"What makes this so difficult is that there were two elections. American got the first one wrong and the second one right. But the 2006 election can't undo 2004 and George Bush is still commander in chief," Allan Rivlin, a partner with Peter D. Hart Research Associates, told the Huffington Post.

Not everyone is convinced that, going forward, Democrats should use the supplemental to focus on the low-hanging fruit (benchmarks, investigations into war-contracting, etc...). With polls showing a strong majority favors withdrawal from Iraq, war critics are imploring congressional Democrats to insist that money only be allocated for ending the war.

"The time to lay down the gauntlet is upon us," Tom Andrews, national director of Win Without War told the Huffington Post. "We must say we are going to put up the money only to get our soldiers out of Iraq.... And for members that are feeling paranoid that a vote against the funding the war will be misconstrued, we have to give these members the confidence that it will be just the opposition."

Privately, however, some Hill staffers and advisers acknowledge that the best hope the Democrats have for victory may be simply in putting the heat on vulnerable Republican members. In the mother-of-all ironies, as one appropriations expert posited, the GOP could introduce a measure to cut off funds for the war as a way of splintering a Democratic Party divided on the issue.

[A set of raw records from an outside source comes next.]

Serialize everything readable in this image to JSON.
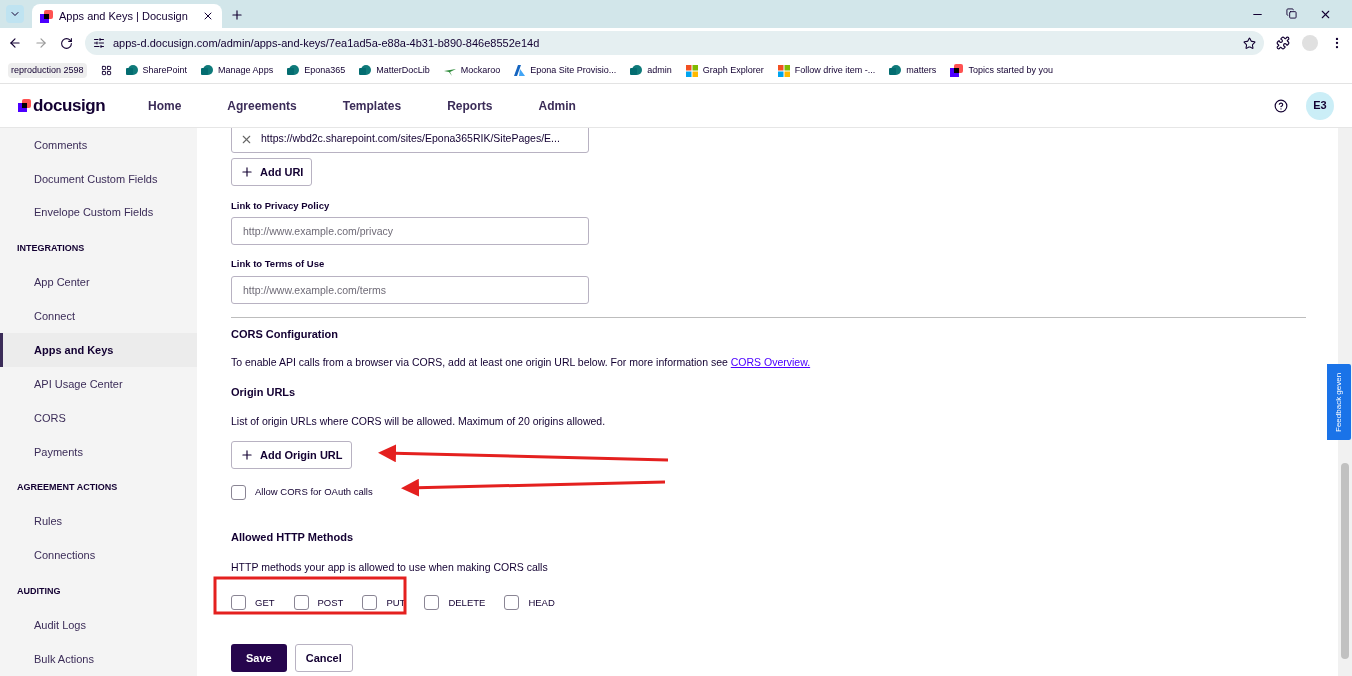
{
  "browser": {
    "tab": {
      "title": "Apps and Keys | Docusign"
    },
    "address": "apps-d.docusign.com/admin/apps-and-keys/7ea1ad5a-e88a-4b31-b890-846e8552e14d",
    "bookmarks": [
      {
        "label": "reproduction 2598",
        "kind": "chip"
      },
      {
        "label": "SharePoint",
        "kind": "sharepoint"
      },
      {
        "label": "Manage Apps",
        "kind": "sharepoint"
      },
      {
        "label": "Epona365",
        "kind": "sharepoint"
      },
      {
        "label": "MatterDocLib",
        "kind": "sharepoint"
      },
      {
        "label": "Mockaroo",
        "kind": "leaf"
      },
      {
        "label": "Epona Site Provisio...",
        "kind": "azure"
      },
      {
        "label": "admin",
        "kind": "sharepoint"
      },
      {
        "label": "Graph Explorer",
        "kind": "windows"
      },
      {
        "label": "Follow drive item -...",
        "kind": "windows"
      },
      {
        "label": "matters",
        "kind": "sharepoint"
      },
      {
        "label": "Topics started by you",
        "kind": "docusign"
      }
    ]
  },
  "header": {
    "logo": "docusign",
    "nav": [
      {
        "label": "Home"
      },
      {
        "label": "Agreements"
      },
      {
        "label": "Templates"
      },
      {
        "label": "Reports"
      },
      {
        "label": "Admin"
      }
    ],
    "avatar": "E3"
  },
  "sidebar": [
    {
      "kind": "item",
      "label": "Comments",
      "selected": false
    },
    {
      "kind": "item",
      "label": "Document Custom Fields",
      "selected": false
    },
    {
      "kind": "item",
      "label": "Envelope Custom Fields",
      "selected": false
    },
    {
      "kind": "section",
      "label": "INTEGRATIONS"
    },
    {
      "kind": "item",
      "label": "App Center",
      "selected": false
    },
    {
      "kind": "item",
      "label": "Connect",
      "selected": false
    },
    {
      "kind": "item",
      "label": "Apps and Keys",
      "selected": true
    },
    {
      "kind": "item",
      "label": "API Usage Center",
      "selected": false
    },
    {
      "kind": "item",
      "label": "CORS",
      "selected": false
    },
    {
      "kind": "item",
      "label": "Payments",
      "selected": false
    },
    {
      "kind": "section",
      "label": "AGREEMENT ACTIONS"
    },
    {
      "kind": "item",
      "label": "Rules",
      "selected": false
    },
    {
      "kind": "item",
      "label": "Connections",
      "selected": false
    },
    {
      "kind": "section",
      "label": "AUDITING"
    },
    {
      "kind": "item",
      "label": "Audit Logs",
      "selected": false
    },
    {
      "kind": "item",
      "label": "Bulk Actions",
      "selected": false
    }
  ],
  "redirect_uri": {
    "value": "https://wbd2c.sharepoint.com/sites/Epona365RIK/SitePages/E...",
    "add_button": "Add URI"
  },
  "privacy_policy": {
    "label": "Link to Privacy Policy",
    "placeholder": "http://www.example.com/privacy"
  },
  "terms_of_use": {
    "label": "Link to Terms of Use",
    "placeholder": "http://www.example.com/terms"
  },
  "cors": {
    "title": "CORS Configuration",
    "intro": "To enable API calls from a browser via CORS, add at least one origin URL below. For more information see",
    "link": "CORS Overview.",
    "origin_title": "Origin URLs",
    "origin_text": "List of origin URLs where CORS will be allowed. Maximum of 20 origins allowed.",
    "add_origin": "Add Origin URL",
    "oauth": {
      "label": "Allow CORS for OAuth calls",
      "checked": false
    }
  },
  "methods": {
    "title": "Allowed HTTP Methods",
    "text": "HTTP methods your app is allowed to use when making CORS calls",
    "items": [
      {
        "label": "GET",
        "checked": false
      },
      {
        "label": "POST",
        "checked": false
      },
      {
        "label": "PUT",
        "checked": false
      },
      {
        "label": "DELETE",
        "checked": false
      },
      {
        "label": "HEAD",
        "checked": false
      }
    ]
  },
  "actions": {
    "save": "Save",
    "cancel": "Cancel"
  },
  "feedback": "Feedback geven"
}
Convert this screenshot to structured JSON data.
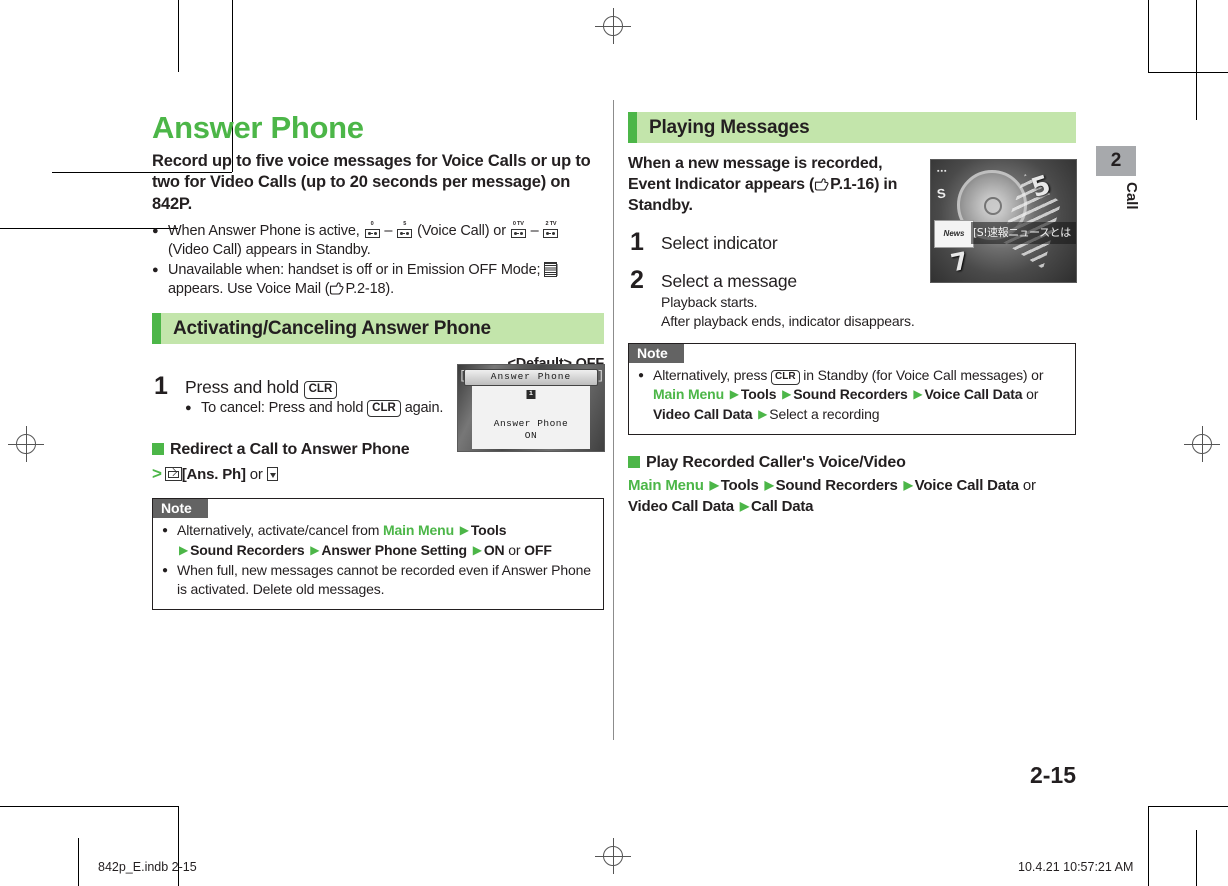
{
  "document": {
    "chapter_number": "2",
    "chapter_label": "Call",
    "page_number": "2-15",
    "footer_file": "842p_E.indb   2-15",
    "footer_timestamp": "10.4.21   10:57:21 AM",
    "accent_green": "#4cb648",
    "header_band_green": "#c3e5ab",
    "note_label_gray": "#636363",
    "tab_gray": "#a7a9ac"
  },
  "left": {
    "title": "Answer Phone",
    "lead": "Record up to five voice messages for Voice Calls or up to two for Video Calls (up to 20 seconds per message) on 842P.",
    "intro_bullets": [
      {
        "pre": "When Answer Phone is active, ",
        "icon1_sup": "0",
        "dash1": " – ",
        "icon2_sup": "5",
        "mid": " (Voice Call) or ",
        "icon3_sup": "0 TV",
        "dash2": " – ",
        "icon4_sup": "2 TV",
        "post": " (Video Call) appears in Standby."
      },
      {
        "pre": "Unavailable when: handset is off or in Emission OFF Mode; ",
        "post": " appears. Use Voice Mail (",
        "ref": "P.2-18",
        "tail": ")."
      }
    ],
    "section": {
      "heading": "Activating/Canceling Answer Phone",
      "default_line": "<Default> OFF",
      "steps": [
        {
          "num": "1",
          "head_pre": "Press and hold ",
          "head_key": "CLR",
          "bullet_pre": "To cancel: Press and hold ",
          "bullet_key": "CLR",
          "bullet_post": " again."
        }
      ],
      "screenshot": {
        "titlebar": "Answer Phone",
        "info_glyph": "i",
        "message_line1": "Answer Phone",
        "message_line2": "ON"
      }
    },
    "subsection": {
      "title": "Redirect a Call to Answer Phone",
      "path_prefix": ">",
      "path_label": "[Ans. Ph]",
      "path_or": "or"
    },
    "note": {
      "label": "Note",
      "bullets": [
        {
          "pre": "Alternatively, activate/cancel from ",
          "main_menu": "Main Menu",
          "crumbs": [
            "Tools",
            "Sound Recorders",
            "Answer Phone Setting"
          ],
          "tail_on": "ON",
          "tail_or": "or",
          "tail_off": "OFF"
        },
        {
          "text": "When full, new messages cannot be recorded even if Answer Phone is activated. Delete old messages."
        }
      ]
    }
  },
  "right": {
    "section": {
      "heading": "Playing Messages",
      "lead_pre": "When a new message is recorded, Event Indicator appears (",
      "lead_ref": "P.1-16",
      "lead_post": ") in Standby.",
      "steps": [
        {
          "num": "1",
          "head": "Select indicator",
          "subs": []
        },
        {
          "num": "2",
          "head": "Select a message",
          "subs": [
            "Playback starts.",
            "After playback ends, indicator disappears."
          ]
        }
      ],
      "screenshot": {
        "ticker": "[S!速報ニュースとは",
        "news_badge": "News",
        "dial_num_right": "5",
        "dial_num_left": "7",
        "small_s": "S"
      }
    },
    "note": {
      "label": "Note",
      "bullet": {
        "pre": "Alternatively, press ",
        "key": "CLR",
        "mid": " in Standby (for Voice Call messages) or",
        "main_menu": "Main Menu",
        "crumbs": [
          "Tools",
          "Sound Recorders",
          "Voice Call Data"
        ],
        "or": "or",
        "crumb_alt": "Video Call Data",
        "tail": "Select a recording"
      }
    },
    "subsection": {
      "title": "Play Recorded Caller's Voice/Video",
      "main_menu": "Main Menu",
      "crumbs": [
        "Tools",
        "Sound Recorders",
        "Voice Call Data"
      ],
      "or": "or",
      "crumb_alt": "Video Call Data",
      "tail": "Call Data"
    }
  }
}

"If the Democrats refuse to bring it to the floor the Republicans can do it anyway," said Scott Lilly, a senior fellow at the left-leaning Center for American Progress. "By doing it, they are not trying to end the war. They are trying to destroy the political alliance that could hopefully, at some point, bring an end to the war."